This way they learn, more quickly, exactly what they should do when you say the command. Once they have the command down reliably, you can phase the clicker.
I use the StarMark Clicker because it makes the sharpest, loudest noise and has not started to wear out or gotten quieter with a lot of use.
If you’re looking for a dog breed based somewhat on their trainability, the Dachshund probably falls in the middle of the spectrum.
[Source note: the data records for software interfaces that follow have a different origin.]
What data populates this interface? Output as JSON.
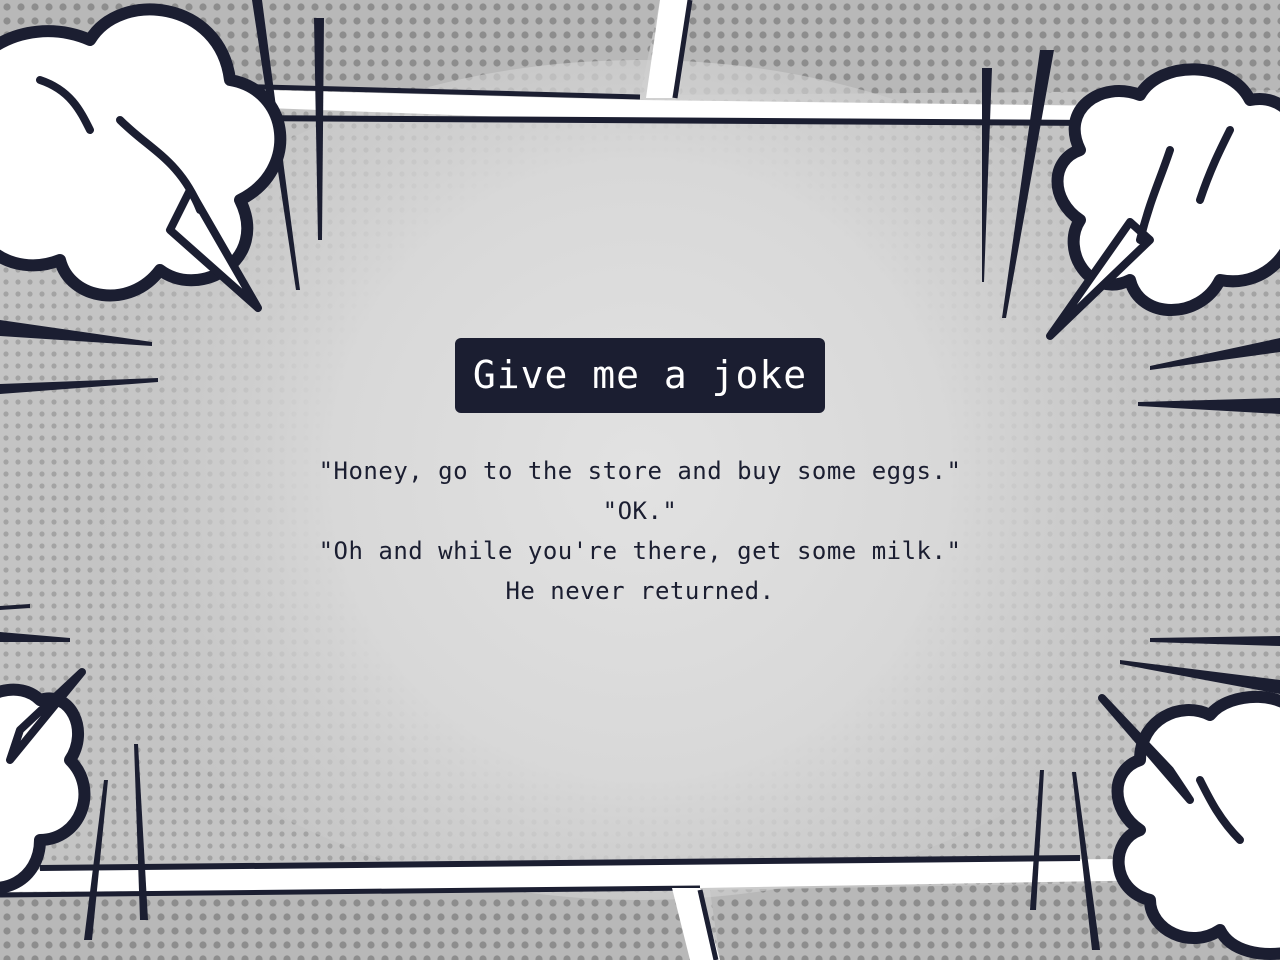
{
  "button": {
    "label": "Give me a joke"
  },
  "joke": {
    "lines": [
      "\"Honey, go to the store and buy some eggs.\"",
      "\"OK.\"",
      "\"Oh and while you're there, get some milk.\"",
      "He never returned."
    ]
  },
  "colors": {
    "ink": "#1b1e31",
    "cloud": "#ffffff",
    "halftone_bg": "#b9b9b9",
    "center": "#dcdcdc"
  },
  "decor": {
    "style": "comic-book halftone panel frame with speed lines and smoke puffs in each corner",
    "icons": [
      "smoke-puff-icon",
      "speed-lines"
    ]
  }
}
It’s easy to teach a Dachshund most things.
However, it may be more important to consistently present learning opportunities for your Dachshund than some other breeds.
I always say that a Dachshund can unlearn something as quick as they learned it.
If you start being lax with enforcing learned training, or let them get away with something you normally don’t, they will remember that ONE TIME they didn’t have to do what you asked.
The key to a well-behaved Dachshund is being consistent and giving them opportunities to practice their training, or learn new skills, throughout their lifetime.
Also, the “rumor” that Dachshunds are hard to potty train is a reality more often than not.
But, remember that the difficulty with potty training typically does not transfer over to other types of obedience training.
With plenty of consistency, high-value treats and patience, your pup can learn some big tricks to impress all of their friends at the park!
About the Author: Through her 17 years of owning and caring for Dachshunds, and almost 10 years researching and writing about them, JW has become a respected expert in the Dachshund community. Read more about her here.